===== DATA UNDER STUDY =====

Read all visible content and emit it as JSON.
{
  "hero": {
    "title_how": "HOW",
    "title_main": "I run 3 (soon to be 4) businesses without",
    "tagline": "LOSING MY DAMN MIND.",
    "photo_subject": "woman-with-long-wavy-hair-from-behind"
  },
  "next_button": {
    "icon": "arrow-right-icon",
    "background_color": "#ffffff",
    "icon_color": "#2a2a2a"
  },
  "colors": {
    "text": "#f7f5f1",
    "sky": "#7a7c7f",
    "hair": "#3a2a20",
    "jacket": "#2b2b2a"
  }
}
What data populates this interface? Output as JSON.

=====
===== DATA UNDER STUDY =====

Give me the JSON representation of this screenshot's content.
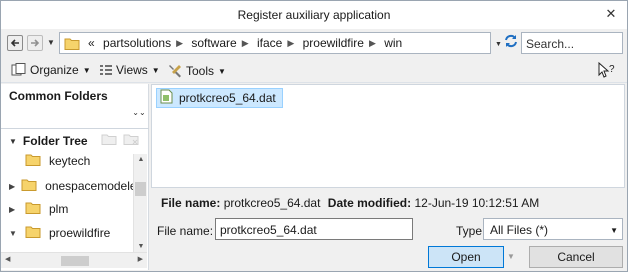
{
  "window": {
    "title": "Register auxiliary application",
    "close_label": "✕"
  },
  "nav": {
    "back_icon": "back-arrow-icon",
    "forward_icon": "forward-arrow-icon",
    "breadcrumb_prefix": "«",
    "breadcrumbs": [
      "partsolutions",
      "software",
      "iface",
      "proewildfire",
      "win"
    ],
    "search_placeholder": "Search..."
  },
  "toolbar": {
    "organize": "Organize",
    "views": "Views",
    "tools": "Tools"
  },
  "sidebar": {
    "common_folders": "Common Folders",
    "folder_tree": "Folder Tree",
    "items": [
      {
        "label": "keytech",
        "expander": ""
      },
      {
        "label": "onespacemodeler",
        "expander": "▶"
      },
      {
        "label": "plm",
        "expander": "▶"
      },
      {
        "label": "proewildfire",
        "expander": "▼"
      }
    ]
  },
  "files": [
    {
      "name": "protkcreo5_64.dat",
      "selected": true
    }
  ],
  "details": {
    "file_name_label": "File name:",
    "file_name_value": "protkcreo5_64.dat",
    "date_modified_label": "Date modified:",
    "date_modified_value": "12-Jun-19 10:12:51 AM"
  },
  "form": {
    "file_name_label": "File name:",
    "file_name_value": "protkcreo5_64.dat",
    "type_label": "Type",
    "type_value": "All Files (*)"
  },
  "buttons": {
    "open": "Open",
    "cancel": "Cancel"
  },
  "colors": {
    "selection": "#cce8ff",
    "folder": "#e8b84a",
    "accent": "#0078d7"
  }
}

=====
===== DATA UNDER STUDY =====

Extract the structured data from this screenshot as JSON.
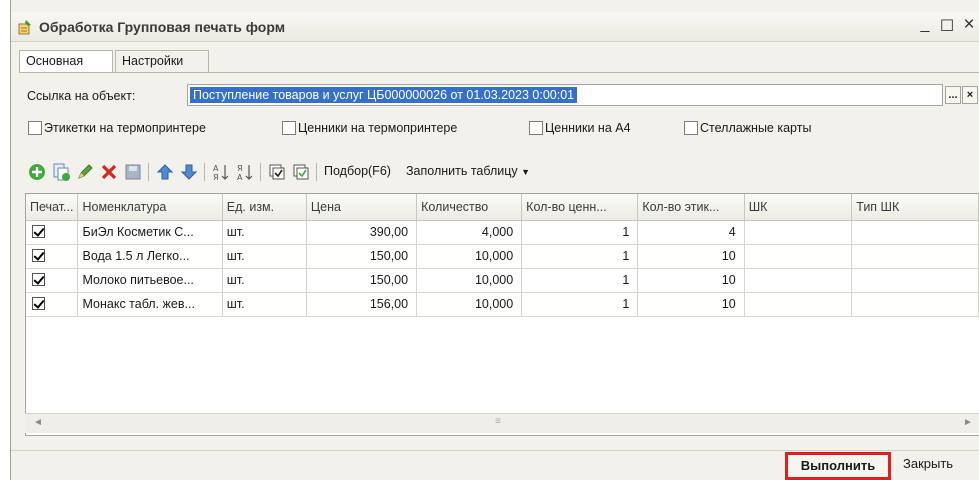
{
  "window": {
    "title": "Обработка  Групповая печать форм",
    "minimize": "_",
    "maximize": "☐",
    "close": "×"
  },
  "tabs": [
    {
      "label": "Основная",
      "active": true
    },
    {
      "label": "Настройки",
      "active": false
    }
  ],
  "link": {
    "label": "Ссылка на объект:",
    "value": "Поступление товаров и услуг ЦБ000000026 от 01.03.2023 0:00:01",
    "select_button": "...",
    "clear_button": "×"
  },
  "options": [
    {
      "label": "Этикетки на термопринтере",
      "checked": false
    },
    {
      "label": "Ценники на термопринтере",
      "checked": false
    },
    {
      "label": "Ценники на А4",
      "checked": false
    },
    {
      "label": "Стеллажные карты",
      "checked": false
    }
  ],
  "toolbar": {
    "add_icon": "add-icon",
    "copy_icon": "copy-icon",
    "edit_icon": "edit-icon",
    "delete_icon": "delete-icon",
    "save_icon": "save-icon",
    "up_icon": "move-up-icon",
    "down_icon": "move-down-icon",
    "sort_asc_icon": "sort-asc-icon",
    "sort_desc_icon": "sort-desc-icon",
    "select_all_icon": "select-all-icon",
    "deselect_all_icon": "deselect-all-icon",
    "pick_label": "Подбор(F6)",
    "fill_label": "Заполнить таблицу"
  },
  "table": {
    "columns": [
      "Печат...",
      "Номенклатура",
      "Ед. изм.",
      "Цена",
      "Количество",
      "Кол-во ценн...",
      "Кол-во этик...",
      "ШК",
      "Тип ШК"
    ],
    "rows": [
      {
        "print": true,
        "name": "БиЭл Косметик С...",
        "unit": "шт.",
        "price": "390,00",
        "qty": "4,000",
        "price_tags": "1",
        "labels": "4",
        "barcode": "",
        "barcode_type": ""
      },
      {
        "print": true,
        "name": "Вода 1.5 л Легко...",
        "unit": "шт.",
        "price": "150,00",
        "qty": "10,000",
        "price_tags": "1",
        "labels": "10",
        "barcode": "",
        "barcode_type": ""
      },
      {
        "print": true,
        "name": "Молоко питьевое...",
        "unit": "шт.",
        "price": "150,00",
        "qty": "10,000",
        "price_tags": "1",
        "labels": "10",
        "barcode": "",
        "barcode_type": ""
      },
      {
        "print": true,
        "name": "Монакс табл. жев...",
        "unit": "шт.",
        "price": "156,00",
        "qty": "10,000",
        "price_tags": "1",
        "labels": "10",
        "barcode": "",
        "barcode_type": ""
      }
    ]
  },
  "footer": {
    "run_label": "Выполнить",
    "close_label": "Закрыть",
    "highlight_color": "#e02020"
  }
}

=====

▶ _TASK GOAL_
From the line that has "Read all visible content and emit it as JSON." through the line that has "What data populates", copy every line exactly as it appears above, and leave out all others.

▶ _WRITTEN ANSWER_
Read all visible content and emit it as JSON.
{
  "hero": {
    "title_how": "HOW",
    "title_main": "I run 3 (soon to be 4) businesses without",
    "tagline": "LOSING MY DAMN MIND.",
    "photo_subject": "woman-with-long-wavy-hair-from-behind"
  },
  "next_button": {
    "icon": "arrow-right-icon",
    "background_color": "#ffffff",
    "icon_color": "#2a2a2a"
  },
  "colors": {
    "text": "#f7f5f1",
    "sky": "#7a7c7f",
    "hair": "#3a2a20",
    "jacket": "#2b2b2a"
  }
}
What data populates this interface? Output as JSON.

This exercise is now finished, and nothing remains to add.